Prime Minister of Kyrgyzstan's interim government, Roza Otunbayeva, confirmed Friday the United States could continue to operate its military transit center in the country.
"We have no intentions of dealing with the base now.
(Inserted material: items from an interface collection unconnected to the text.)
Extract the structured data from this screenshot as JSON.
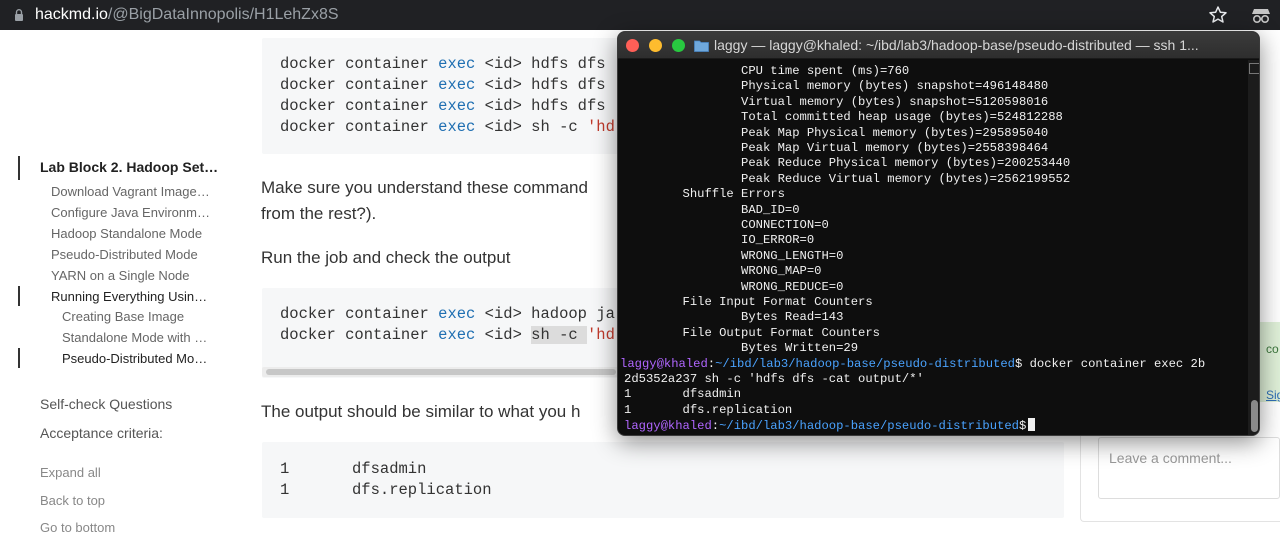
{
  "browser": {
    "url_host": "hackmd.io",
    "url_path": "/@BigDataInnopolis/H1LehZx8S"
  },
  "toc": {
    "items": [
      {
        "label": "Lab Block 2. Hadoop Set…",
        "level": 0
      },
      {
        "label": "Download Vagrant Image…",
        "level": 1
      },
      {
        "label": "Configure Java Environm…",
        "level": 1
      },
      {
        "label": "Hadoop Standalone Mode",
        "level": 1
      },
      {
        "label": "Pseudo-Distributed Mode",
        "level": 1
      },
      {
        "label": "YARN on a Single Node",
        "level": 1
      },
      {
        "label": "Running Everything Usin…",
        "level": 1
      },
      {
        "label": "Creating Base Image",
        "level": 2
      },
      {
        "label": "Standalone Mode with …",
        "level": 2
      },
      {
        "label": "Pseudo-Distributed Mo…",
        "level": 2
      }
    ],
    "self_check": "Self-check Questions",
    "acceptance": "Acceptance criteria:",
    "expand_all": "Expand all",
    "back_to_top": "Back to top",
    "go_to_bottom": "Go to bottom"
  },
  "content": {
    "code1": [
      {
        "pre": "docker container ",
        "kw": "exec",
        "post": " <id> hdfs dfs",
        "str": ""
      },
      {
        "pre": "docker container ",
        "kw": "exec",
        "post": " <id> hdfs dfs",
        "str": ""
      },
      {
        "pre": "docker container ",
        "kw": "exec",
        "post": " <id> hdfs dfs",
        "str": ""
      },
      {
        "pre": "docker container ",
        "kw": "exec",
        "post": " <id> sh -c ",
        "str": "'hd"
      }
    ],
    "para1_line1": "Make sure you understand these command",
    "para1_line2": "from the rest?).",
    "para2": "Run the job and check the output",
    "code2": [
      {
        "pre": "docker container ",
        "kw": "exec",
        "post": " <id> hadoop ja",
        "sel": "",
        "str": ""
      },
      {
        "pre": "docker container ",
        "kw": "exec",
        "post": " <id> ",
        "sel": "sh -c ",
        "str": "'hd"
      }
    ],
    "para3": "The output should be similar to what you h",
    "code3": [
      {
        "n": "1",
        "v": "dfsadmin"
      },
      {
        "n": "1",
        "v": "dfs.replication"
      }
    ]
  },
  "comment": {
    "placeholder": "Leave a comment...",
    "side_text1": "co",
    "side_text2": "Sigr"
  },
  "terminal": {
    "title": "laggy — laggy@khaled: ~/ibd/lab3/hadoop-base/pseudo-distributed — ssh 1...",
    "lines": [
      "                CPU time spent (ms)=760",
      "                Physical memory (bytes) snapshot=496148480",
      "                Virtual memory (bytes) snapshot=5120598016",
      "                Total committed heap usage (bytes)=524812288",
      "                Peak Map Physical memory (bytes)=295895040",
      "                Peak Map Virtual memory (bytes)=2558398464",
      "                Peak Reduce Physical memory (bytes)=200253440",
      "                Peak Reduce Virtual memory (bytes)=2562199552",
      "        Shuffle Errors",
      "                BAD_ID=0",
      "                CONNECTION=0",
      "                IO_ERROR=0",
      "                WRONG_LENGTH=0",
      "                WRONG_MAP=0",
      "                WRONG_REDUCE=0",
      "        File Input Format Counters",
      "                Bytes Read=143",
      "        File Output Format Counters",
      "                Bytes Written=29"
    ],
    "prompt_user": "laggy@khaled",
    "prompt_path": "~/ibd/lab3/hadoop-base/pseudo-distributed",
    "prompt_sym": "$",
    "command": " docker container exec 2b",
    "wrap": "2d5352a237 sh -c 'hdfs dfs -cat output/*'",
    "out1": "1       dfsadmin",
    "out2": "1       dfs.replication",
    "colors": {
      "user": "#b066ff",
      "path": "#4aa3ff",
      "bg": "#0e0e0e"
    }
  }
}
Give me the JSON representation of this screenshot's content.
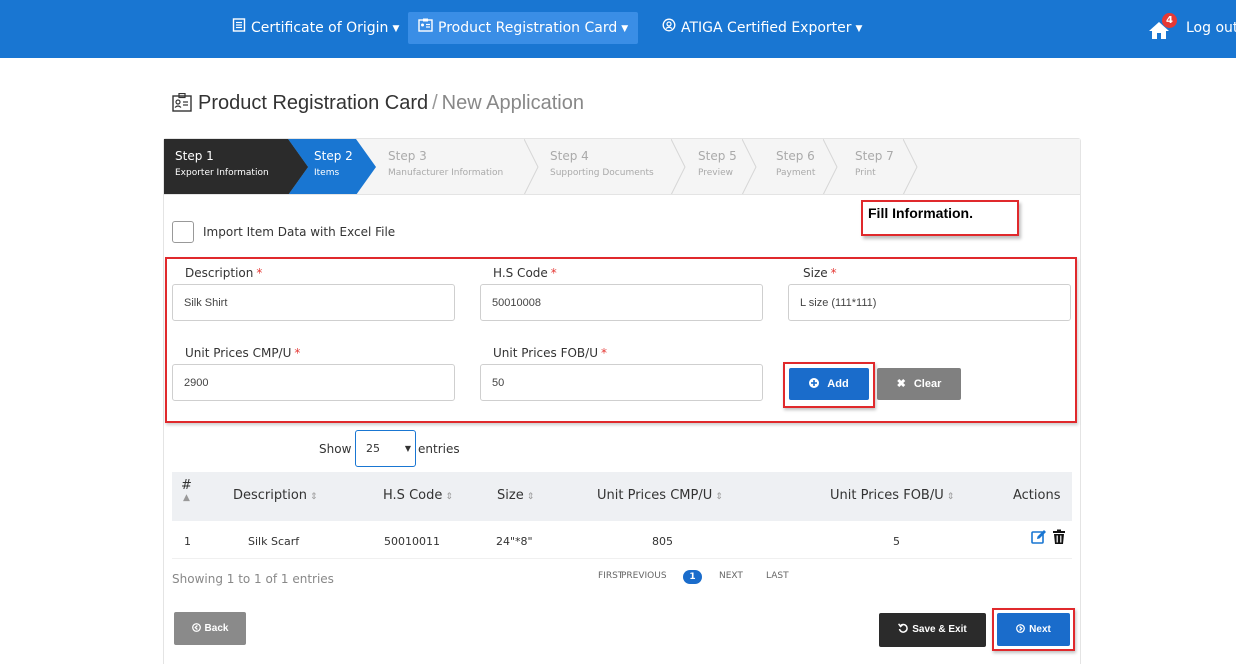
{
  "nav": {
    "certificate": "Certificate of Origin",
    "product_card": "Product Registration Card",
    "atiga": "ATIGA Certified Exporter",
    "notifications": "4",
    "logout": "Log out"
  },
  "page": {
    "title": "Product Registration Card",
    "separator": "/",
    "subtitle": "New Application"
  },
  "steps": [
    {
      "title": "Step 1",
      "sub": "Exporter Information",
      "state": "done"
    },
    {
      "title": "Step 2",
      "sub": "Items",
      "state": "current"
    },
    {
      "title": "Step 3",
      "sub": "Manufacturer Information",
      "state": "pending"
    },
    {
      "title": "Step 4",
      "sub": "Supporting Documents",
      "state": "pending"
    },
    {
      "title": "Step 5",
      "sub": "Preview",
      "state": "pending"
    },
    {
      "title": "Step 6",
      "sub": "Payment",
      "state": "pending"
    },
    {
      "title": "Step 7",
      "sub": "Print",
      "state": "pending"
    }
  ],
  "import_label": "Import Item Data with Excel File",
  "callout": "Fill Information.",
  "form": {
    "description_label": "Description",
    "description_value": "Silk Shirt",
    "hs_label": "H.S Code",
    "hs_value": "50010008",
    "size_label": "Size",
    "size_value": "L size (111*111)",
    "cmp_label": "Unit Prices CMP/U",
    "cmp_value": "2900",
    "fob_label": "Unit Prices FOB/U",
    "fob_value": "50",
    "required": "*",
    "add": "Add",
    "clear": "Clear"
  },
  "table": {
    "show": "Show",
    "page_size": "25",
    "entries": "entries",
    "headers": [
      "#",
      "Description",
      "H.S Code",
      "Size",
      "Unit Prices CMP/U",
      "Unit Prices FOB/U",
      "Actions"
    ],
    "rows": [
      [
        "1",
        "Silk Scarf",
        "50010011",
        "24\"*8\"",
        "805",
        "5"
      ]
    ],
    "showing": "Showing 1 to 1 of 1 entries",
    "pager": {
      "first": "FIRST",
      "previous": "PREVIOUS",
      "current": "1",
      "next": "NEXT",
      "last": "LAST"
    }
  },
  "buttons": {
    "back": "Back",
    "save_exit": "Save & Exit",
    "next": "Next"
  },
  "colors": {
    "nav_blue": "#1976d2",
    "primary": "#1a6ccb",
    "highlight_red": "#e0292c",
    "dark": "#2b2b2b",
    "gray": "#808080"
  }
}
We have more important priorities -- the lives of people and normalization in the republic and in Bishkek," Otunbayeva told reporters.
"So far, we are keeping all the existing understandings," she added.
Otunbayeva said one day earlier that the contract would not be affected for the moment by the regime change.
"Its status quo will remain in place," she said at a press conference, "Give us time and we will listen to all the sides and solve everything."
The base, at Manas international airport, is used to supply U.S. and NATO troops in Afghanistan.
Head of the CIS Institute's Central Asia department Andrei Grozin told the Interfax news agency the interim government was unlikely to shut down the base soon, and it would probably give priority to enhancing relations with Moscow.
"It is possible to say that the new leadership of Kyrgyzstan has effectively been recognized by Moscow," he said.
Earlier on Friday, a delegation led by deputy prime minister Almazbek Atambayev of the Kyrgyz interim government arrived in Moscow for talks with Russian officials on economic issues.
They would probably discuss export duties on Russian petroleum products, said Russian parliament member Anton Belyakov.
Kyrgyz opposition parties claimed to have formed an interim coalition government on Thursday, while President Kurmanbek Bakiyev refused to step down after clashes that left at least 76 people dead and 1,520 others injured.
The opposition has previously said it wants to close the Manas base. It handles almost all U.S. personnel going into or out of Afghanistan, according to the Pentagon.
The Pentagon said Thursday that unrest in Kyrgyzstan didn't affect the base.
Last year, the Kyrgyz parliament voted against the U.S. and NATO presence at the air base but the U.S. was able to renogiate its continued presence. At that time, Defense Secretary Robert Gates said the base was important to the U.S. transportation effort, "but not essential."